- **Given entries**
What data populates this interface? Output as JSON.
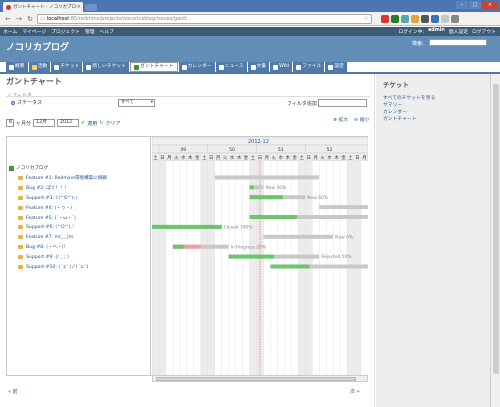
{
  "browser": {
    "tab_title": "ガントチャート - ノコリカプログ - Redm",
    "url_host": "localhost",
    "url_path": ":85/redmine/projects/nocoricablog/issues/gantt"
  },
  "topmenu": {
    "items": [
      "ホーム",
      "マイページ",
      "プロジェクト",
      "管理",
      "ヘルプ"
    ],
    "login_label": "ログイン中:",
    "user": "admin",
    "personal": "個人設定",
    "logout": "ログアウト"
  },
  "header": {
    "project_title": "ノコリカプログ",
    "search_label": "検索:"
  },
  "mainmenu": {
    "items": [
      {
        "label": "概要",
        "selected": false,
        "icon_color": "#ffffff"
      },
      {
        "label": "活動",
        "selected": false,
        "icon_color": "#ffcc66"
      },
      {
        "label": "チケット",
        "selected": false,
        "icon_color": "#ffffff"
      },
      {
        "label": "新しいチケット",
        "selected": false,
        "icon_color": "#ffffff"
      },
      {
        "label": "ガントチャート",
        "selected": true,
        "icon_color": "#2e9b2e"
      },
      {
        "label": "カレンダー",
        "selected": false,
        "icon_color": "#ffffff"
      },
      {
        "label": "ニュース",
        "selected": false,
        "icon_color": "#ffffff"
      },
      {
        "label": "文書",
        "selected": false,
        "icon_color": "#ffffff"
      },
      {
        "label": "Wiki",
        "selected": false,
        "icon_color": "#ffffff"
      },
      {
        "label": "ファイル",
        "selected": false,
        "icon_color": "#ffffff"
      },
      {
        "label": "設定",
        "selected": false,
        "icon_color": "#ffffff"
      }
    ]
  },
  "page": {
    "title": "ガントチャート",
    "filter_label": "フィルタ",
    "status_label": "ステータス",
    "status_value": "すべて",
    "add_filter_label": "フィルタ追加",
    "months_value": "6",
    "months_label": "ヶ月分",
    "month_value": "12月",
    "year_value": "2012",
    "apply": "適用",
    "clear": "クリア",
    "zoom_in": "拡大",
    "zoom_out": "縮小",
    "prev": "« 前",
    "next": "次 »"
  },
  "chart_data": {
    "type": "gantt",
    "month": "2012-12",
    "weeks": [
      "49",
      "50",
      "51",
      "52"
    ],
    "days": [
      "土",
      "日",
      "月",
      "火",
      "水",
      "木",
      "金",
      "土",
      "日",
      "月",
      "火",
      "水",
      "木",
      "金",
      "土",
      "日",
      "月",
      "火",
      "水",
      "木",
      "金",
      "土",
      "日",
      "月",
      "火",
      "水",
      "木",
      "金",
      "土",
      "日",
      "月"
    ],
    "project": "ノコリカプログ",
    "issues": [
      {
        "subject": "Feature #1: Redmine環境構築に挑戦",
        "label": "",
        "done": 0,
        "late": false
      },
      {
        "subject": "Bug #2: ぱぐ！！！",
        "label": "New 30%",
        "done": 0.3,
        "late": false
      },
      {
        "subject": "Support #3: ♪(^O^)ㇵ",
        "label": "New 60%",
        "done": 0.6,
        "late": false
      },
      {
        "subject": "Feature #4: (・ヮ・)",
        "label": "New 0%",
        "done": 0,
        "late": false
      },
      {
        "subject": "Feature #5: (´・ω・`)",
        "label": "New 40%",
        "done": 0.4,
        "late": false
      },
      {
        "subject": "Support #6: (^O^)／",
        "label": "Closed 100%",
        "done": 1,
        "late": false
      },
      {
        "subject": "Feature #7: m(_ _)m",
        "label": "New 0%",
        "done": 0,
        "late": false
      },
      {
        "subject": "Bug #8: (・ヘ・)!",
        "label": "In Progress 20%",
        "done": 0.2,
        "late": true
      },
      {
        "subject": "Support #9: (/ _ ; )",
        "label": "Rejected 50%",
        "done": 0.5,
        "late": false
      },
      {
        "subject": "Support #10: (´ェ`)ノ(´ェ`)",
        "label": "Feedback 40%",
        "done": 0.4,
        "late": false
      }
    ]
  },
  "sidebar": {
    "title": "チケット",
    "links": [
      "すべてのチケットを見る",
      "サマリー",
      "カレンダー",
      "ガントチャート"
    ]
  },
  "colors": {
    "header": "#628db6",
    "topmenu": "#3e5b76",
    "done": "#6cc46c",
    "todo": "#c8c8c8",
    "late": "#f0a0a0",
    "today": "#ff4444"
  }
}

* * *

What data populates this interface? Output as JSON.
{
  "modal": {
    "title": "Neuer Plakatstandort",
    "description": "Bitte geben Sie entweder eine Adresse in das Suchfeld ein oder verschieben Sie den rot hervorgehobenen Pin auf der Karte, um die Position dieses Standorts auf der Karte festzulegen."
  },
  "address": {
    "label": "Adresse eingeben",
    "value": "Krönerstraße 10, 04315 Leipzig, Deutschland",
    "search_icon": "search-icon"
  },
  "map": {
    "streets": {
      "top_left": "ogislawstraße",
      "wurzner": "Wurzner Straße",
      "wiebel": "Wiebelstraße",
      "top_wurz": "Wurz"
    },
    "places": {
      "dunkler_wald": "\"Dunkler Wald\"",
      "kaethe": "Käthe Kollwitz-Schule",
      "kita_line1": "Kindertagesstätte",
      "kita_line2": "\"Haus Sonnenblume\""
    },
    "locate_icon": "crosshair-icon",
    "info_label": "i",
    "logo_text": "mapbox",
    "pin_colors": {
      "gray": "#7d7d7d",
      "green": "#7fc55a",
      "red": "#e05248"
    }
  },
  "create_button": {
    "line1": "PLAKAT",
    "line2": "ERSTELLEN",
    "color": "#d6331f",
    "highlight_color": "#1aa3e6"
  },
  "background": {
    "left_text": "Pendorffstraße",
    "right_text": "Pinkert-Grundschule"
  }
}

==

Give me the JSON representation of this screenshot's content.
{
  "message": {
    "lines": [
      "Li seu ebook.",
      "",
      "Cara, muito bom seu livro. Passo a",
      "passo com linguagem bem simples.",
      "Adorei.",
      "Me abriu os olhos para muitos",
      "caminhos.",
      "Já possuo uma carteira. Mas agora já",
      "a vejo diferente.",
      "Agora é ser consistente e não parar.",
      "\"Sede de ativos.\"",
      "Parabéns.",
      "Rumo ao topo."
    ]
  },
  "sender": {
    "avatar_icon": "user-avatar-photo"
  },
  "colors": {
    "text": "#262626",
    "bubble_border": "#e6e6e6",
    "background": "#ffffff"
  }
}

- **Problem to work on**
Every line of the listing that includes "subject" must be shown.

- **Solution for this task**
        "subject": "Feature #1: Redmine環境構築に挑戦",
        "subject": "Bug #2: ぱぐ！！！",
        "subject": "Support #3: ♪(^O^)ㇵ",
        "subject": "Feature #4: (・ヮ・)",
        "subject": "Feature #5: (´・ω・`)",
        "subject": "Support #6: (^O^)／",
        "subject": "Feature #7: m(_ _)m",
        "subject": "Bug #8: (・ヘ・)!",
        "subject": "Support #9: (/ _ ; )",
        "subject": "Support #10: (´ェ`)ノ(´ェ`)",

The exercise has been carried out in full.